Exercise description:
Using the records below, find every line that includes "icon" and copy it.

^^^^^^^^

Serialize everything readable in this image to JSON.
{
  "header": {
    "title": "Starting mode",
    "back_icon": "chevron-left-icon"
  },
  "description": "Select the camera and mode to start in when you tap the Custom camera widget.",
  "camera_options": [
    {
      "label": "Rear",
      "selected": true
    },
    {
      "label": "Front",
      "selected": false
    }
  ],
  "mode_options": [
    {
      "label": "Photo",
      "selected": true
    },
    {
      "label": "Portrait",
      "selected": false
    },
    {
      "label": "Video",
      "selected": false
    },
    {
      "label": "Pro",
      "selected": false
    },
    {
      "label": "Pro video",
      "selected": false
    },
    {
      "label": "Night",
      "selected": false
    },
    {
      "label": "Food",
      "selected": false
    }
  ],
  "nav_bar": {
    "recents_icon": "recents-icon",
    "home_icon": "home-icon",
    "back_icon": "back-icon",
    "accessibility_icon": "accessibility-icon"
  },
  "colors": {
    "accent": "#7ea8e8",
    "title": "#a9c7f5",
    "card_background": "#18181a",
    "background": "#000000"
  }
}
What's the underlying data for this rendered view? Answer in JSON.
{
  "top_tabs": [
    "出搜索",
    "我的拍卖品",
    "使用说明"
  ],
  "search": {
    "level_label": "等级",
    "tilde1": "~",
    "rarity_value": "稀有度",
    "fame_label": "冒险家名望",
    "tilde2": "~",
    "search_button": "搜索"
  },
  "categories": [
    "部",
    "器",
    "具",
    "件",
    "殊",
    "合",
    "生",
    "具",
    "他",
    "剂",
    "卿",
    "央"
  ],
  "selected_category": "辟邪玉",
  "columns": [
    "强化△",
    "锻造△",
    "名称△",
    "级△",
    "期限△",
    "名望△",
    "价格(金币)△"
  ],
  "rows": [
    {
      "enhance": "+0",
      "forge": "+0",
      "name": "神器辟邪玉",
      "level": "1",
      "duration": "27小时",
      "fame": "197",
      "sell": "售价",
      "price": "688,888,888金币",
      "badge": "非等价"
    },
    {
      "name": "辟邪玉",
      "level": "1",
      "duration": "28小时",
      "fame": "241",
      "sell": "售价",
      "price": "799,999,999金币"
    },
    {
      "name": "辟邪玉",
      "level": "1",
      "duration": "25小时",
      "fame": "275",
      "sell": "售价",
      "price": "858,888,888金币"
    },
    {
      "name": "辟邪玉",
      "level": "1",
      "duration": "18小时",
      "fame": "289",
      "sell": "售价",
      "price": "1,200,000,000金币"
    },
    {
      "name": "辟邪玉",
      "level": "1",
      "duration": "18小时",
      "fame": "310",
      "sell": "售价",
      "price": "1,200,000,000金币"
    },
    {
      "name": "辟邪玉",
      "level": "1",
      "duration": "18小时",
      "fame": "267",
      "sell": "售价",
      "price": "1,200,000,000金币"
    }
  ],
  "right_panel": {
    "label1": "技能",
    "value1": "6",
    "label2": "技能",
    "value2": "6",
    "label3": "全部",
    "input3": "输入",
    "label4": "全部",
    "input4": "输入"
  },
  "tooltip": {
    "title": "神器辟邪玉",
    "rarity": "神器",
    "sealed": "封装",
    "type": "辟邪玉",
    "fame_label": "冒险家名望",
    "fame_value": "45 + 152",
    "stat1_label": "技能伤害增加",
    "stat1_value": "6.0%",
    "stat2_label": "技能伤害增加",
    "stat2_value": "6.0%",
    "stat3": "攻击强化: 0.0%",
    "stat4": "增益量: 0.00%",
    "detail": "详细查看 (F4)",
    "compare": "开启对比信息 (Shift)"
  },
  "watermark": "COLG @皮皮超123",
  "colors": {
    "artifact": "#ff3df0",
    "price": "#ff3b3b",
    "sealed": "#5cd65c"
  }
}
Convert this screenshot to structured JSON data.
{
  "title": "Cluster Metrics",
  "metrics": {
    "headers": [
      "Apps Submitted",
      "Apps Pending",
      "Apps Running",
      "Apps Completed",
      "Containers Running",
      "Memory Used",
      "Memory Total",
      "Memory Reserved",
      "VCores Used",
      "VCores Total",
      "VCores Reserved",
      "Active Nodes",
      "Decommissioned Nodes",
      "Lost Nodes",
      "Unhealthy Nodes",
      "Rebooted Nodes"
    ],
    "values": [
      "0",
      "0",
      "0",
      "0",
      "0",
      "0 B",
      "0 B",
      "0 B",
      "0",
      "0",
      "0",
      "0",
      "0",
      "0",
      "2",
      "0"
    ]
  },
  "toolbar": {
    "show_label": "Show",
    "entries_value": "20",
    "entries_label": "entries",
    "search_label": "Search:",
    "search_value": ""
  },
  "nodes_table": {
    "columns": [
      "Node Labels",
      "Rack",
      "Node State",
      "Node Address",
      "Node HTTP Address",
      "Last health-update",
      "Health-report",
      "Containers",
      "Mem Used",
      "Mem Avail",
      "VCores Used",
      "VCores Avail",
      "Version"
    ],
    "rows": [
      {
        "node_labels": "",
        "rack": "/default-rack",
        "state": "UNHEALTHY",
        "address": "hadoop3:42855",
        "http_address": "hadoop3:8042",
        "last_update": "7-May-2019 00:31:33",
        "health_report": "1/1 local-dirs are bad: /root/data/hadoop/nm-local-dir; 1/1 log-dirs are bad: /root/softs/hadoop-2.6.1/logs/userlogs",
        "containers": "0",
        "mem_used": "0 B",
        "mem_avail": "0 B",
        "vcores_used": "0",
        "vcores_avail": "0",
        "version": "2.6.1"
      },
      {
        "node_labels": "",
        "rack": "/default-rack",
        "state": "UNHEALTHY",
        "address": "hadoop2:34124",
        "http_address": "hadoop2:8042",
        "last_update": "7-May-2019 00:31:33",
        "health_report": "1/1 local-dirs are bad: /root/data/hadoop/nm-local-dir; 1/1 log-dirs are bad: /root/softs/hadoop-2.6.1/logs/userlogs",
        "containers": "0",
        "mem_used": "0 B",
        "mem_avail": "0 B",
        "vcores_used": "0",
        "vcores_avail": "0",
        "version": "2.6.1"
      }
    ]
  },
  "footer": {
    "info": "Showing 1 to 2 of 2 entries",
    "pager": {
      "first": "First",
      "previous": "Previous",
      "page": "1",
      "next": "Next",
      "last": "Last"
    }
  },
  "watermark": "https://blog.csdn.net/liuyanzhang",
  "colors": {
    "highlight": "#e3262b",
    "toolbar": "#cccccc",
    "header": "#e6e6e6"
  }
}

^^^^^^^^

Response area:
    "back_icon": "chevron-left-icon"
    "recents_icon": "recents-icon",
    "home_icon": "home-icon",
    "back_icon": "back-icon",
    "accessibility_icon": "accessibility-icon"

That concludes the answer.